Background and aim of the study: A novel trileaflet polymer valve, which is a composite design of a biostable and biocompatible polymer poly(styrene-block-isobutylene-block-styrene) (SIBS) with an embedded reinforcement polyethylene terephthalate (PET) fabric, is being developed with the intention of providing a valve that has low thrombogenicity, high durability and favorable hemodynamic performance. The study aim was to investigate the biocompatibility and performance of this SIBS valve prototype under physiological loading conditions similar to humans, using a large-animal model.
Methods: Four SIBS valves (two with surface modification using dimyristoyl phosphatidylcholine, DMPC), and two commercial Magna tissue valves, were implanted into sheep. Hemodynamic and blood chemistry measurements were performed periodically during the postoperative period. The explanted SIBS valves were extensively evaluated using macroscopic, histological, radiographical and scanning electron microscopy/energy-dispersive spectroscopy analysis.
Results: Three animals, one with the DMPC-coated SIBS valve, and two with the Magna valves, reached the end of the study in satisfactory clinical condition, and were euthanized after 20 weeks. The other three animals (two with SIBS valves, one with a DMPC-coated SIBS valve) died at 6, 6.5, and 10 weeks due either to material failure or myocardial infarction. The explanted valves exhibited stent deformation and cracks on the leaflets, which exposed the underlying PET fabric and resulted in severe blood and tissue reactions. Extrinsic calcification was identified on the leaflets, and was associated with the regions of surface cracks.

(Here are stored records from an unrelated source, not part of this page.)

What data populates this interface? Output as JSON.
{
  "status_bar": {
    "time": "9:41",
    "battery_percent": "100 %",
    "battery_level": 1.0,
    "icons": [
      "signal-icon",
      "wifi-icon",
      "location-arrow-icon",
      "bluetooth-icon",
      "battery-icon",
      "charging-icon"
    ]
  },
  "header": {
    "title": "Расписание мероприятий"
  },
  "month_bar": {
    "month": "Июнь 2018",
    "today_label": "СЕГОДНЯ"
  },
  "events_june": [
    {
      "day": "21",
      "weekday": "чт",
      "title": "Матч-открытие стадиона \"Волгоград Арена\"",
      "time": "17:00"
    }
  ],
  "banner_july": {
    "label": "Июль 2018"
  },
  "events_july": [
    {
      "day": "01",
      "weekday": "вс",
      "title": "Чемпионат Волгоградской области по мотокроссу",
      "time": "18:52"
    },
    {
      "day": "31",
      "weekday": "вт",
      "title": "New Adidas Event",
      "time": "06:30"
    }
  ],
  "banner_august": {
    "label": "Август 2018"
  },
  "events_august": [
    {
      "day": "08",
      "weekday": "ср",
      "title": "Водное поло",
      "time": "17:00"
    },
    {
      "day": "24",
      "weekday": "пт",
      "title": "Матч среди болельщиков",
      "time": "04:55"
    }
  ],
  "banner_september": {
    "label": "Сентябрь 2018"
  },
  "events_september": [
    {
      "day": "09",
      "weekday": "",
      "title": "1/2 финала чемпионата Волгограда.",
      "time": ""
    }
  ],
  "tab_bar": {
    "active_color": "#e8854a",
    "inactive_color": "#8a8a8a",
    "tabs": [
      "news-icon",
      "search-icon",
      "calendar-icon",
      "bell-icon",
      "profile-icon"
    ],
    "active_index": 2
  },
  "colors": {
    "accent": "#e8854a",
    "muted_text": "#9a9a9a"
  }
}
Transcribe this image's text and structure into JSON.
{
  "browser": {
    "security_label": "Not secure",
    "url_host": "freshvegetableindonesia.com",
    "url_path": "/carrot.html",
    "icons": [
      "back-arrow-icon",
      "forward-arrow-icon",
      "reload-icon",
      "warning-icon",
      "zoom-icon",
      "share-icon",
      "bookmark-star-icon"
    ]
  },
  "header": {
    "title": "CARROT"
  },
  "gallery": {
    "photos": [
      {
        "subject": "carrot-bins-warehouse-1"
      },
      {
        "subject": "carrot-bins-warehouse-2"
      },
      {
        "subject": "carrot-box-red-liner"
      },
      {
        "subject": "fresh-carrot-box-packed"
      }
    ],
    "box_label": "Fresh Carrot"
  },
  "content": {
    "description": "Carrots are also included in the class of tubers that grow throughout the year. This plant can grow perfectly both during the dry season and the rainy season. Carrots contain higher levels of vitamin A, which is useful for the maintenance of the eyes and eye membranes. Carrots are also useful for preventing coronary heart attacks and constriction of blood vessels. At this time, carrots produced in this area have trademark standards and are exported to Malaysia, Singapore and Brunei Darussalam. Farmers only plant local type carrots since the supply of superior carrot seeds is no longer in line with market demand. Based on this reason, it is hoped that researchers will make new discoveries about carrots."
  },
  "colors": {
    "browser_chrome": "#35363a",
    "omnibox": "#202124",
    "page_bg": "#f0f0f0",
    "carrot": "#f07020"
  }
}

Conclusion: The SIBS valve failed in animal testing because of material failure and calcification. The physical properties of SIBS must be improved in order to provide the structural integrity required for long-term in-vivo use in the form of a heart valve.